"Demise :-

Nothing herein contained shall be construed as creating a demise of the Vessel to the Charterer."

In para 14 of the affidavit of Santosh Manjrekar the 3rd defendant has set out the clause in the Charter Party between the owner and the 2nd defendant which reads as under :-

"Nothing herein contained shall be construed as creating a demise of the Vessel to the Charterer."

In so far as the clause in Charter Party relied upon by 3rd defendant entered into with the 2nd defendant, the plaintiffs have disputed the same. Even though the dispute is at this prima facie stage in the absence of any strong material to the contrary there is no reason why this court should not rely on the affidavit of Santosh Manjrekar. Therefore, at least the 3rd defendant has prima facie established the existence of clause 34 of the Charter party Agreement between the 3rd defendant and the 2nd defendant, which does not create a demise of the vessel in favour of the 2nd defendant by the 3rd defendant. The clauses in the charter party between the plaintiffs and the 2nd defendant has been adverted to earlier. If this be the position, it is prima facie clear that the disponent/owner was not a demise charterer. At the highest there has been a breach of contract between the plaintiffs and the 2nd defendant. In such a case, the vessel being under the ownership and in possession of the 3rd defendant, liability of the vessel would not arise. Once that being the position in law the relief sought for by the plaintiffs for arrest of the ship was not maintainable. It was therefore not within the jurisdiction of this court to grant such a relief on the claim as specified and on the plea as set out in the plaint. In these circumstances, the order dated 8th January 2003 will have to be recalled.

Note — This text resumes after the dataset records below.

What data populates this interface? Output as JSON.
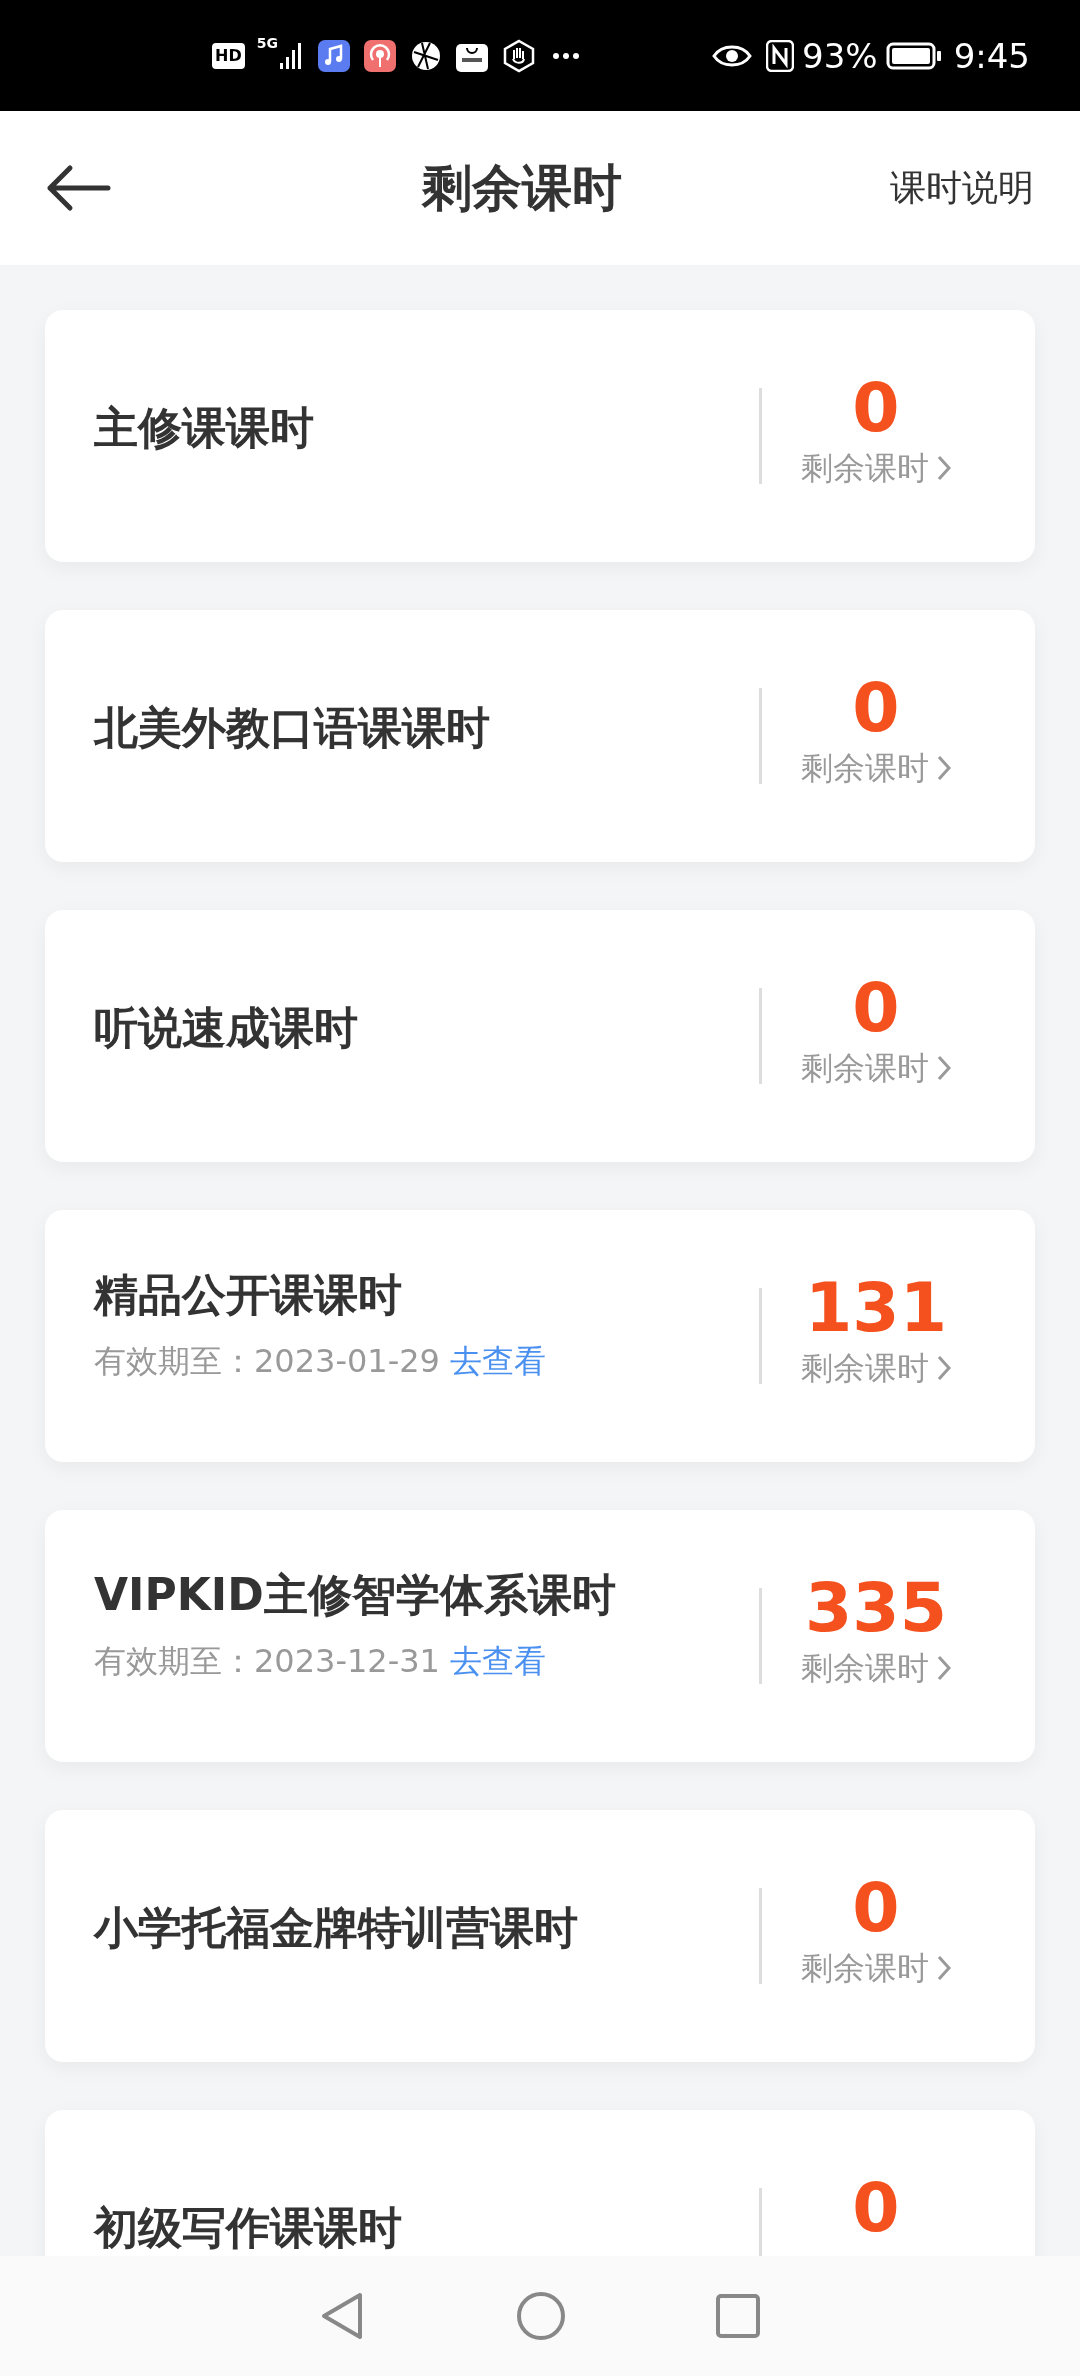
{
  "status_bar": {
    "hd": "HD",
    "network": "5G",
    "battery": "93%",
    "time": "9:45"
  },
  "header": {
    "title": "剩余课时",
    "action": "课时说明"
  },
  "cards": [
    {
      "title": "主修课课时",
      "count": "0",
      "label": "剩余课时"
    },
    {
      "title": "北美外教口语课课时",
      "count": "0",
      "label": "剩余课时"
    },
    {
      "title": "听说速成课时",
      "count": "0",
      "label": "剩余课时"
    },
    {
      "title": "精品公开课课时",
      "expiry": "有效期至：2023-01-29",
      "link": "去查看",
      "count": "131",
      "label": "剩余课时"
    },
    {
      "title": "VIPKID主修智学体系课时",
      "expiry": "有效期至：2023-12-31",
      "link": "去查看",
      "count": "335",
      "label": "剩余课时"
    },
    {
      "title": "小学托福金牌特训营课时",
      "count": "0",
      "label": "剩余课时"
    },
    {
      "title": "初级写作课课时",
      "count": "0"
    }
  ]
}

10. That leaves with the issue of the contention raised by the 3rd defendant that there is no cause of action against the 1st defendant and 3rd defendant and, as such the suit ought to be dismissed. The plaintiffs have not admitted the charter party agreement between the 3rd defendant and 2nd defendant. It will therefore, be subject of proof. In these circumstances, at this stage, where the motion is taken out at the instance of the 1st defendant and the 3rd defendant, it will not be possible for this Court unless the plaintiffs had admitted the charter party agreement between the 2nd defendant and the 3rd defendant to hold that the plaint does not disclose any cause of action. The pleadings are not frivolous or vexatious. In the light of that to my mind the relief sought by way of dismissal of suit against the 1st defendant and 3rd defendant on the material as it stands cannot be granted, even assuming that the 1st defendant and 3rd defendant have been prima facie able to show that the claims as prayed for are not maritime liens. In so far as prayer clause (c) is concerned, the issue is left open for consideration in appropriate proceedings that defendant Nos.1 and 3 may be advised or at any further stage in this suit considering that it will not be possible at this stage to grant a declaration sought for in terms of prayer clause (b) which is in the nature of damages which will have to be quantified by evidence being before this Court.

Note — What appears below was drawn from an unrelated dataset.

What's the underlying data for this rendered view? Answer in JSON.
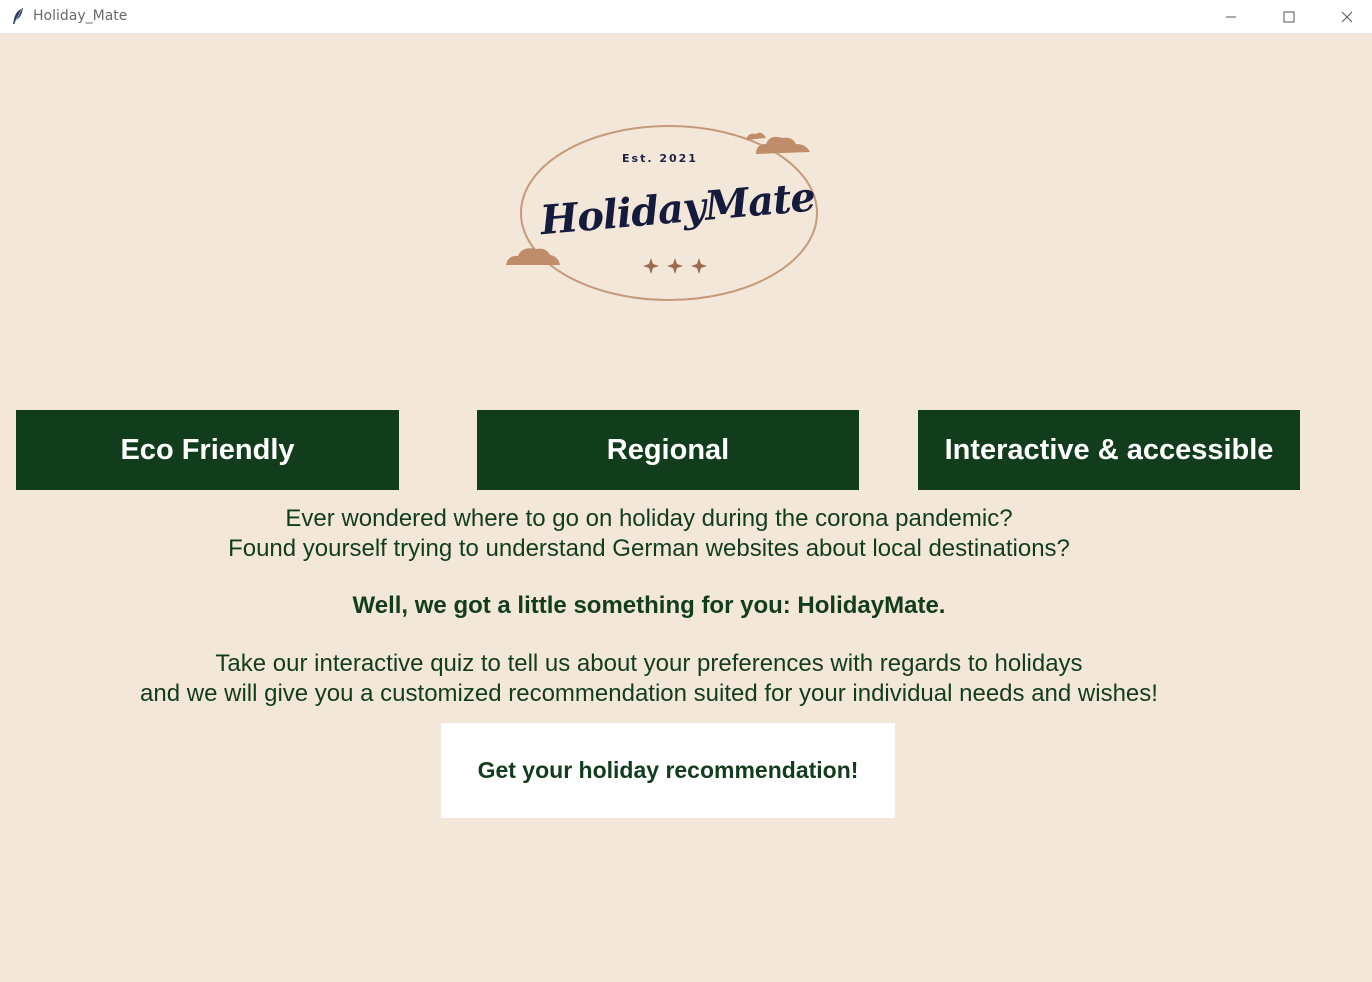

In so far as prayer clause (d) is concerned, as no material has been placed before this Court in terms of Order XXV of the Code of Civil Procedure, it is left open for consideration in appropriate proceedings which may be taken out if defendant Nos.1 and 3 are so advised to take.

:ORDER:

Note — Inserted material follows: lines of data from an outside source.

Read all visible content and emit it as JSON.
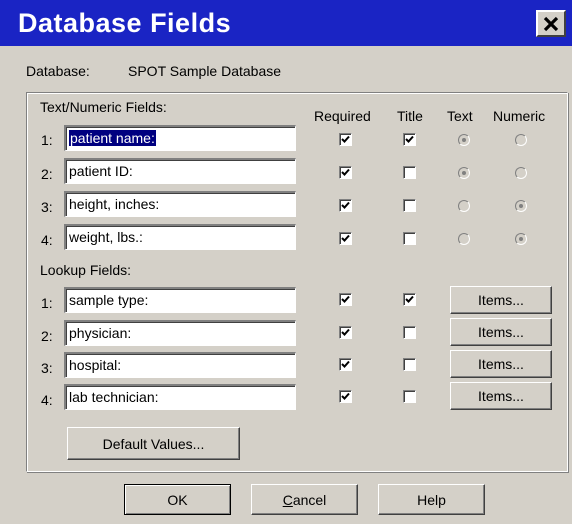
{
  "window": {
    "title": "Database Fields"
  },
  "database": {
    "label": "Database:",
    "value": "SPOT Sample Database"
  },
  "text_numeric": {
    "heading": "Text/Numeric Fields:",
    "columns": {
      "required": "Required",
      "title": "Title",
      "text": "Text",
      "numeric": "Numeric"
    },
    "rows": [
      {
        "num": "1:",
        "value": "patient name:",
        "required": true,
        "title": true,
        "type": "text"
      },
      {
        "num": "2:",
        "value": "patient ID:",
        "required": true,
        "title": false,
        "type": "text"
      },
      {
        "num": "3:",
        "value": "height, inches:",
        "required": true,
        "title": false,
        "type": "numeric"
      },
      {
        "num": "4:",
        "value": "weight, lbs.:",
        "required": true,
        "title": false,
        "type": "numeric"
      }
    ]
  },
  "lookup": {
    "heading": "Lookup Fields:",
    "items_label": "Items...",
    "rows": [
      {
        "num": "1:",
        "value": "sample type:",
        "required": true,
        "title": true
      },
      {
        "num": "2:",
        "value": "physician:",
        "required": true,
        "title": false
      },
      {
        "num": "3:",
        "value": "hospital:",
        "required": true,
        "title": false
      },
      {
        "num": "4:",
        "value": "lab technician:",
        "required": true,
        "title": false
      }
    ]
  },
  "buttons": {
    "default_values": "Default Values...",
    "ok": "OK",
    "cancel_mnemonic": "C",
    "cancel_rest": "ancel",
    "help": "Help"
  },
  "colors": {
    "titlebar": "#1a24c4",
    "face": "#d4d0c8",
    "selection": "#000080"
  },
  "icons": {
    "close": "close-icon",
    "check": "checkmark-icon"
  }
}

Notice of Motion is made absolute in terms of prayer clause (a). Ship M.V. Umka is released from arrest.

Search taken, no caveat found. Prothonotary Certificate and Instrument of Release dispensed with.

In the circumstances of the case, there shall be no order as to costs.

Prothonotary and Senior Master, Port and Custom Authorities and all other concerned Authorities to act on ordinary copy of this order, duly authenticated by Associate of this Court.

Liberty given to defendants-advocate to communicate this order by fax.

Learned counsel for the plaintiffs seeks stay of the order. Considering the Judgment of the Apex Court in Epoch Enterreports Vs. M.V. Won Fu reported in 2002 AIR SCW 4409 and the issues discussed here, to my mind it would not be a proper case to grant stay. In the light of application, the stay is rejected.

Notice of motion made absolute.